1. Limited time only! Sign up for a free 30min personal tutor trial with Chegg Tutors
    Dismiss Notice
Dismiss Notice
Join Physics Forums Today!
The friendliest, high quality science and math community on the planet! Everyone who loves science is here!

Feynman - Random Walk <D> and coin flipping

  1. May 30, 2010 #1
    Hello,

    I have read the probability chapter in Feynman's lectures on physics. And got fascinated by the random walk. There is a statement, that in a game where either a vertical distance of +1 or -1 can be walked each move, the expected value of the absolute distance (lets call it <D>) from initial position 0, will be equal to the square root of N if N moves have been made.

    For those that don't know and are interested: http://en.wikipedia.org/wiki/Random_walk.

    What was fascinating for me for some reason was the fact that this expected distance <D> was becoming ever greater the more moves were made.

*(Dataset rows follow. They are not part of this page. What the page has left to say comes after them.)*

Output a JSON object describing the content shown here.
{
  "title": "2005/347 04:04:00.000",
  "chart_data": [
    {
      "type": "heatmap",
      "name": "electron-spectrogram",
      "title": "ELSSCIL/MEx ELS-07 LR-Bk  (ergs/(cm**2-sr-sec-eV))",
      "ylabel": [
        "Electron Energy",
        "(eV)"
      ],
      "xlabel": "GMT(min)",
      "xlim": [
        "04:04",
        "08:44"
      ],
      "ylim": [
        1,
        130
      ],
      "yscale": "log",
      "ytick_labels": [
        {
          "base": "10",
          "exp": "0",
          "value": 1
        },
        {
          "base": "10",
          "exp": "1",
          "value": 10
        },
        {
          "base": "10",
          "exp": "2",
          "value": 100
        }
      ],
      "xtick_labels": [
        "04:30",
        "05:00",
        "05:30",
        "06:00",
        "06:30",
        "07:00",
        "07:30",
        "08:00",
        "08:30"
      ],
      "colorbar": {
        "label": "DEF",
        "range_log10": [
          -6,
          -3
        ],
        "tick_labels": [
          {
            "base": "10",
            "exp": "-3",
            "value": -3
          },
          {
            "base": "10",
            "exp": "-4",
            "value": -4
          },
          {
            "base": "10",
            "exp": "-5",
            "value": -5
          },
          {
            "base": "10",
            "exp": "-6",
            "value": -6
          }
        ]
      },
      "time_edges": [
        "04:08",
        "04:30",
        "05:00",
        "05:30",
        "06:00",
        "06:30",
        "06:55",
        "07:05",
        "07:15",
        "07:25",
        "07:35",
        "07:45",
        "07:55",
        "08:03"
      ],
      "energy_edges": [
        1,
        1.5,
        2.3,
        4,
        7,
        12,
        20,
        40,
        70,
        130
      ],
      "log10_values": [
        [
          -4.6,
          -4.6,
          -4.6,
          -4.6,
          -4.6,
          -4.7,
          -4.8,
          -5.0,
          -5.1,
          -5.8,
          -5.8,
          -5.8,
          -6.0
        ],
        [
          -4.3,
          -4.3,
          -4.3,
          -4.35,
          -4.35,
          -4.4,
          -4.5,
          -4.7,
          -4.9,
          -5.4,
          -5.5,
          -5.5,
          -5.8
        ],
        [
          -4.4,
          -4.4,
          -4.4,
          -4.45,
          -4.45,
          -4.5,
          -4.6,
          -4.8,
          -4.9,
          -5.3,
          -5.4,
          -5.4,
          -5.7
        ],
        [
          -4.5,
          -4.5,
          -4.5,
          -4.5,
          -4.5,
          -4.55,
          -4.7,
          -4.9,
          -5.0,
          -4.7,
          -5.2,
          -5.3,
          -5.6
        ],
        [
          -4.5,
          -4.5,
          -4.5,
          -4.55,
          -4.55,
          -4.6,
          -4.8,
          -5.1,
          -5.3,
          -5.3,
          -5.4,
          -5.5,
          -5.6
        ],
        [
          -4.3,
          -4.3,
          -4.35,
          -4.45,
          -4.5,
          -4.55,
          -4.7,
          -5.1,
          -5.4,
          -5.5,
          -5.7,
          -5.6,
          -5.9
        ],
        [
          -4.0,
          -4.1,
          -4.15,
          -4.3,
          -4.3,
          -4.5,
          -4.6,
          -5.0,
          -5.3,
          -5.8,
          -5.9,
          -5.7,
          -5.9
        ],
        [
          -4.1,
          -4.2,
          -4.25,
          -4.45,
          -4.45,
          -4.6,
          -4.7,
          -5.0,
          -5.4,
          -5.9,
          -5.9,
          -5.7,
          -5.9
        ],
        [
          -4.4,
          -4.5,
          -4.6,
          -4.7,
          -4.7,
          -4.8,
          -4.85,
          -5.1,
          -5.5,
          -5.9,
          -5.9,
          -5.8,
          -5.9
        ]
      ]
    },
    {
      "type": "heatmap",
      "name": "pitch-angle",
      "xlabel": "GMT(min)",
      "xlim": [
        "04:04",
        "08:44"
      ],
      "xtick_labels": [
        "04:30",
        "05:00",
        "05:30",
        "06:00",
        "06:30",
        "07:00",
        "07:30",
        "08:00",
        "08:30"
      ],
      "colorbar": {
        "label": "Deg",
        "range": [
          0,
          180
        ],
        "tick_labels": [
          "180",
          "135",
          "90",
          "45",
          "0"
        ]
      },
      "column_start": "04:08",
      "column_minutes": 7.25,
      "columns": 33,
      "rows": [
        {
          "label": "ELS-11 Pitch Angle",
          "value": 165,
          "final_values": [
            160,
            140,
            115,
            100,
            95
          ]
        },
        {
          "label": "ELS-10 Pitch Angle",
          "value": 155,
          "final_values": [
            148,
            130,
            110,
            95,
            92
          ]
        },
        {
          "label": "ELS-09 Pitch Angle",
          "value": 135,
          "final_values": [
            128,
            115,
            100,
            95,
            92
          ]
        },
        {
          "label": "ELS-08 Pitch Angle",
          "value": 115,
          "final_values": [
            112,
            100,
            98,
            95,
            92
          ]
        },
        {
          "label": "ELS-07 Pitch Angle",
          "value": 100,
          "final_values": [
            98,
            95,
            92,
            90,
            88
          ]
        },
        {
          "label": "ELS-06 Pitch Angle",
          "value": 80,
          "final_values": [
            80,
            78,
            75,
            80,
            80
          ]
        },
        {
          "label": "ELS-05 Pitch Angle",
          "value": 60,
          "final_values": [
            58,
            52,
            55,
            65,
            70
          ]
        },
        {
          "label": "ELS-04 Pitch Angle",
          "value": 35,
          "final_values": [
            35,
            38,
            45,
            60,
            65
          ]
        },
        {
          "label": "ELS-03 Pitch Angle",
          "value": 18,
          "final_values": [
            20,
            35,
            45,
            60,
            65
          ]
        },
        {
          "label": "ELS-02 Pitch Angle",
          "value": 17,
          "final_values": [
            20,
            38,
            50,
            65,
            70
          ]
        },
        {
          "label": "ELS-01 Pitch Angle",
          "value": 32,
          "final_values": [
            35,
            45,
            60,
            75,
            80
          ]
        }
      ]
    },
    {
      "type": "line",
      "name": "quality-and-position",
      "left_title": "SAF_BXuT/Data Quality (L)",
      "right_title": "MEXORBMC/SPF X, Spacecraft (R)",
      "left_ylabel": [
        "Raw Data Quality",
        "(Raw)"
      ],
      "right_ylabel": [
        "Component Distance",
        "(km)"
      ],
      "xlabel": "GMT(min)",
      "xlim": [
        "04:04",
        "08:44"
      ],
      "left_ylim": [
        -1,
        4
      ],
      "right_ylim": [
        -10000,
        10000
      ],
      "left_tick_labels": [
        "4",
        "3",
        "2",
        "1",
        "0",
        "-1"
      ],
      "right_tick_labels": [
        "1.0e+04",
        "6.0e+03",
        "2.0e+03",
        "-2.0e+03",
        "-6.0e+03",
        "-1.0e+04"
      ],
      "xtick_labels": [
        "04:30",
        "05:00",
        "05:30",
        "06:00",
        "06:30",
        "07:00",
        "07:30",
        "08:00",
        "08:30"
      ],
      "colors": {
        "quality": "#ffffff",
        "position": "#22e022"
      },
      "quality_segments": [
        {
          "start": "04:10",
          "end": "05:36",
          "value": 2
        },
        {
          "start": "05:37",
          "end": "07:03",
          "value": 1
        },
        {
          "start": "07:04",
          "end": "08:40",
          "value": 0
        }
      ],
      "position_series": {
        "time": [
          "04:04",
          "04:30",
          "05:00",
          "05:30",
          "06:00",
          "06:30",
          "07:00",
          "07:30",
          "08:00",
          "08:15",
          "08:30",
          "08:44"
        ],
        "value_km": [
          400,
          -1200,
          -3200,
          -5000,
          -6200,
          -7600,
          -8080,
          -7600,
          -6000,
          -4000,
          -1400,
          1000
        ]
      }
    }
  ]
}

For some reason I was thinking that the more moves the more likely the person will be at 0.

    While I was thinking of this, the ordinary coin-flipping game came to my head. And I perceived an analogy. The more coins you flip the more likely that the fractional amount of tails you get will be closer to 1/2. Which is the probability of getting tails. However as the fractional amount of tails you get comes closer to 1/2, the difference between the amount of coins and tails on the average becomes bigger. Like this: 10 coin flips 4/10 tails 6/10 heads. the difference is only 2. but the fractional amount of tails is 4/10. Compared to 496 333/1000000 tails and 503777/1000000 heads. The fractional amount of tails is much closer to 1/2 but the difference between the amount of tails and heads is several thousands. So on the average you will see much greater difference between the amount of coins and tails the more you throw.
    This is my question:
    Isn't the average difference the same as the expected value <D> of the random walk?

    Thanks for allowing me to share my experience.
     
  2. jcsd
  3. May 31, 2010 #2

    tiny-tim

    User Avatar
    Science Advisor
    Homework Helper

    Hello QED-Kasper! :wink:
    That's right! :smile:

    The coin-difference after n flips and the walk-distance after n steps (in 1D) have the same distribution … each process is a model for the other, and in particular, they have the same expected values.
     
  4. May 31, 2010 #3
    Thanks, I appreciate that. And thank you for being extra kind :).
     
  5. Jun 1, 2010 #4
    I would like to point out two things here:

    1. "Walk-distance" D (generally refered to as "distance from the origin" in the theory of random walks) is defined to be the difference between the number of 'heads' and the number of 'tails' in a (Bernoulli) sequence of 'coin flips,' while the terms "expected value" and "average" have precisely the same meaning. So, "the average difference between heads and tails" and "the expected value of D" are just two ways of saying exactly the same thing. (Stating that "each process is a model for the other" having "the same distribution" and "the same expected values" obscures the fact that they are one and the same process.)
    2. The lecture on Probability in The Feynman Lectures on Physics Volume I, as well as the lecture that precedes it on Time and Distance, were written and delivered by Matthew Sands - Feynman had nothing to do with them (he was called unexpectedly out of town that week).
    Mike Gottlieb
    Editor, The Feynman Lectures on Physics, Definitive Edition
    ---
    "www.feynmanlectures.info"[/URL]
     
    Last edited by a moderator: Apr 25, 2017
  6. Jun 1, 2010 #5
    Thanks codelieb. I have to add though that I misread the text. In it Sands only mentions the expected distance. Which is also known as the MAD (mean average deviation) in statistics. The "square-root of N rule" applies to the RMS (root mean square) distance, aka standard deviation. This is what is actually being described in the text.
     
Share this great discussion with others via Reddit, Google+, Twitter, or Facebook